X. Thy will be done.

MATT. vi. 13. “Thy will be
done on earth, as it is in heaven.”

THE chief meaning of this petition is not that we should
suffer, but that we should act. With very earnest and firm
resolve we should set ourselves upon doing that which our
own consciences tell us God would have us to do. But
let us consider, first, its bearing upon suffering.
I. Though this is a part of the meaning of the petition,
it is but a small part. God has so constituted the world as
for trouble to form part of our common lot, falling upon
some but lightly and at distant intervals, and visiting
others blow upon blow until their hearts are bowed down
and overclouded with sorrow. Our reason tells us that
to submit to God’s law is wise. But when our own turn
comes to suffer, our will rises against God, and it is faith
only that can make us say, “Thy will be done,”—faith in
God’s love, in Christ’s salvation, and in the promised glory
of Christ’s kingdom.
II. The more important meaning of the petition is “Thy
will be done” actively by us, by our earnestly setting our-
selves to live a life of faith. “This is the more important
for two reasons—first, because it is the true meaning of the
petition, not “Thy will be endured,” but “Thy will be
done;” and, further, it is to be done as in heaven. But
there is no suffering in heaven. Besides, the doing of God’s
will includes the bearing of it as the cause includes the
All we can do is by the grace of God. To obtain this
grace we must pray.
III. God’s will must not only be done, but done as
His will. How this is to be is to be seen by our Lord’s
example. That is the hardest thing of all—to do God’s
will, because our natures have been transformed, all selfish-

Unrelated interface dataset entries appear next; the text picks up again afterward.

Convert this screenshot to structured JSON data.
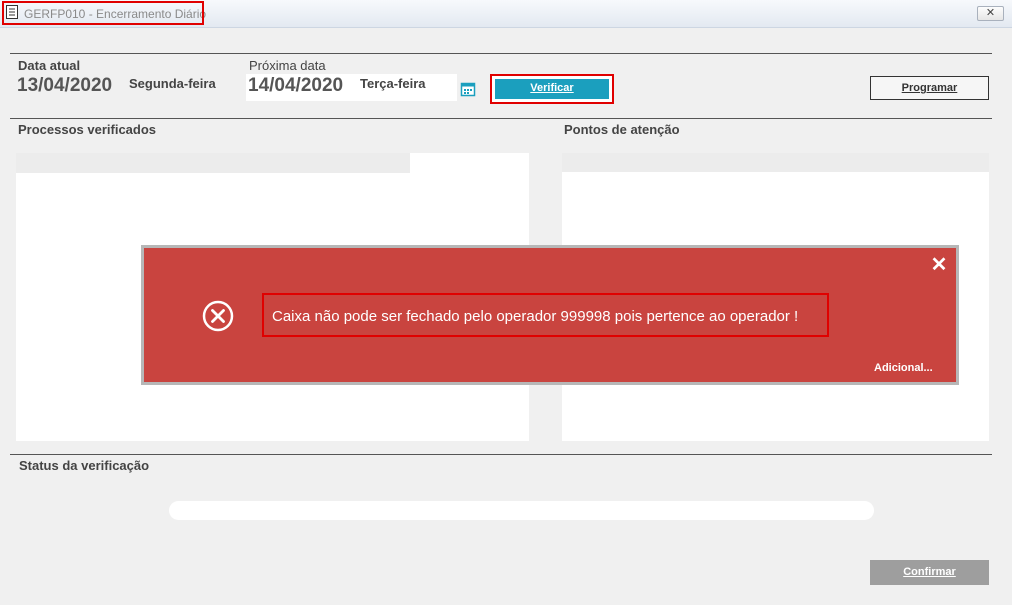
{
  "window": {
    "title": "GERFP010 - Encerramento Diário",
    "close_symbol": "✕"
  },
  "current_date": {
    "label": "Data atual",
    "value": "13/04/2020",
    "weekday": "Segunda-feira"
  },
  "next_date": {
    "label": "Próxima data",
    "value": "14/04/2020",
    "weekday": "Terça-feira"
  },
  "buttons": {
    "verify": "Verificar",
    "schedule": "Programar",
    "confirm": "Confirmar"
  },
  "panels": {
    "processes": "Processos verificados",
    "attention": "Pontos de atenção",
    "status": "Status da verificação"
  },
  "progress": {
    "value": 0
  },
  "dialog": {
    "message": "Caixa não pode ser fechado pelo operador 999998 pois pertence ao operador !",
    "more_link": "Adicional...",
    "close_symbol": "✕"
  },
  "icons": {
    "title": "document-icon",
    "calendar": "calendar-icon",
    "error": "error-x-icon"
  },
  "colors": {
    "accent": "#1b9fbe",
    "error": "#c9443f",
    "highlight": "#e00000",
    "disabled": "#9e9e9e"
  }
}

ness and a earthly longing removed, and the image of
God once again restored in our defiled and sin-corrupted
R. Payne Smith, D.D.